Treatment of PRS is multifaceted and individualized, with surgery being performed only to solve the functional problems that a patient may have. Surgical treatments may be indicated for PRS patients with more severe clinical conditions, often those associated with airway impairment.
Infants with PRS should be observed closely for breathing difficulties. Placing the child on his or her stomach (prone position), rather than on his or her back, can help prevent the tongue from falling back toward the throat. If this does not solve the problem of airway obstruction, small tube-like instruments such as a ‘nasopharyngeal airway’ may be inserted into the nose to keep the airways open. If airway obstruction is even more severe, a tube may be inserted in the infant’s throat in hospital (intubation) or, rarely, a surgical opening may be made into the trachea through the neck (tracheostomy) to assist the infant in breathing.
To close the cleft palate, surgery is typically performed between 12 and 18 months of age. Doctors may postpone the corrective surgery, however, to allow the opening in the palate to close on its own as natural growth occurs.
Surgery to improve the appearance of the jaw is rarely necessary because the small lower jaw seen at birth most often grows to a more normal size by 18 months of age. To address feeding-related difficulties, a variety of specially adapted bottles and nipples may be used. If feeding problems are unresolved and severe, a feeding tube may be needed temporarily in order to assist with proper weight gain.
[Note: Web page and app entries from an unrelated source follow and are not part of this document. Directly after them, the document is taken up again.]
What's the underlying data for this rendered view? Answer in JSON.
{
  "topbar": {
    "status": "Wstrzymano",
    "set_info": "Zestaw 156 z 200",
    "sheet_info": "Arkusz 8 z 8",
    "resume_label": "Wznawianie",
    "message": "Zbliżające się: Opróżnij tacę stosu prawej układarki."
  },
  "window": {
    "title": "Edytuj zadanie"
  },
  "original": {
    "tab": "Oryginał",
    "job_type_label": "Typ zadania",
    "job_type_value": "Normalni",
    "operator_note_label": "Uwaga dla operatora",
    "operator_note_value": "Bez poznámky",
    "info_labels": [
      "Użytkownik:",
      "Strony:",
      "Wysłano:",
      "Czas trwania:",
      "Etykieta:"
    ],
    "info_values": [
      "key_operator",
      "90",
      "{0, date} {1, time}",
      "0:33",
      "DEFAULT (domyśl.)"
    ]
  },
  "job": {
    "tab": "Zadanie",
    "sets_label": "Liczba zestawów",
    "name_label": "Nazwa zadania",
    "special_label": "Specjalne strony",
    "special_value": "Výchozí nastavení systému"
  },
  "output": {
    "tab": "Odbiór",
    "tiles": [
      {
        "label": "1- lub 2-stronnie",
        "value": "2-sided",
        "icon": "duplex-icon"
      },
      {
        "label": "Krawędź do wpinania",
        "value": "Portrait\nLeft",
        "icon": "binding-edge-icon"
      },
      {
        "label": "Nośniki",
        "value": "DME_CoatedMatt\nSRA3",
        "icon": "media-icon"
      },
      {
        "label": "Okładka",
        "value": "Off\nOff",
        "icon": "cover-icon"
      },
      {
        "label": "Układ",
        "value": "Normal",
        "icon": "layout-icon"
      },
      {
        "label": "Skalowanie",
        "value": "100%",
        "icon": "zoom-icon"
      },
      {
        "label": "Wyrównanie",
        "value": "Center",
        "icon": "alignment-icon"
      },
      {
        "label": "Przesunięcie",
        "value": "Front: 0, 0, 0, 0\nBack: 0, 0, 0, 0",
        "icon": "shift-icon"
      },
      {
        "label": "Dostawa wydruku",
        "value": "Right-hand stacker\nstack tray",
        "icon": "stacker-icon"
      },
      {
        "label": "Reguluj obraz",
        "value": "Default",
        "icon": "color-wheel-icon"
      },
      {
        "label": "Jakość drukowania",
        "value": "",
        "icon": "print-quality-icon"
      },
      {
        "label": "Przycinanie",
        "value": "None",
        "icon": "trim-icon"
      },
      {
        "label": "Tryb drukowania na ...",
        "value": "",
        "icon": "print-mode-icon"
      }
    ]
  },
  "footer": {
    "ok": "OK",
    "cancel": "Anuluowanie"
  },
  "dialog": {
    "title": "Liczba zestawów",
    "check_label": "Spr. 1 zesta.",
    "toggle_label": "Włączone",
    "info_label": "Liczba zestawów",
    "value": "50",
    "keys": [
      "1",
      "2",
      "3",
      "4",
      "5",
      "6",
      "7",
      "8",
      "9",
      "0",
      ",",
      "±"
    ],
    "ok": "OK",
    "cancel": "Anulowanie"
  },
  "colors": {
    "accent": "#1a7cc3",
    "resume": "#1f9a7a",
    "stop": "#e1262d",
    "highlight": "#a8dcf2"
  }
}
Symptomatic and supportive treatment may be provided using a multidisciplinary team approach, in order to best meet the needs of the affected individual. If speech is impaired, the child should participate in speech therapy or be monitored by a speech pathologist. Ear, nose, and throat doctors (otolaryngologists) and audiologists can provide follow-up on ear- and hearing-related issues. Surgically placed drainage tubes may be recommended if ear infections are recurrent. A combination of orthodontists, maxillofacial surgeons, and dentists may work together to monitor the oral cavity, for example by looking to avoid crowding of the teeth and to ensure proper tooth alignment. Ophthalmology may be consulted to monitor for ocular abnormalities. Genetic counseling may be of benefit for patients and their families.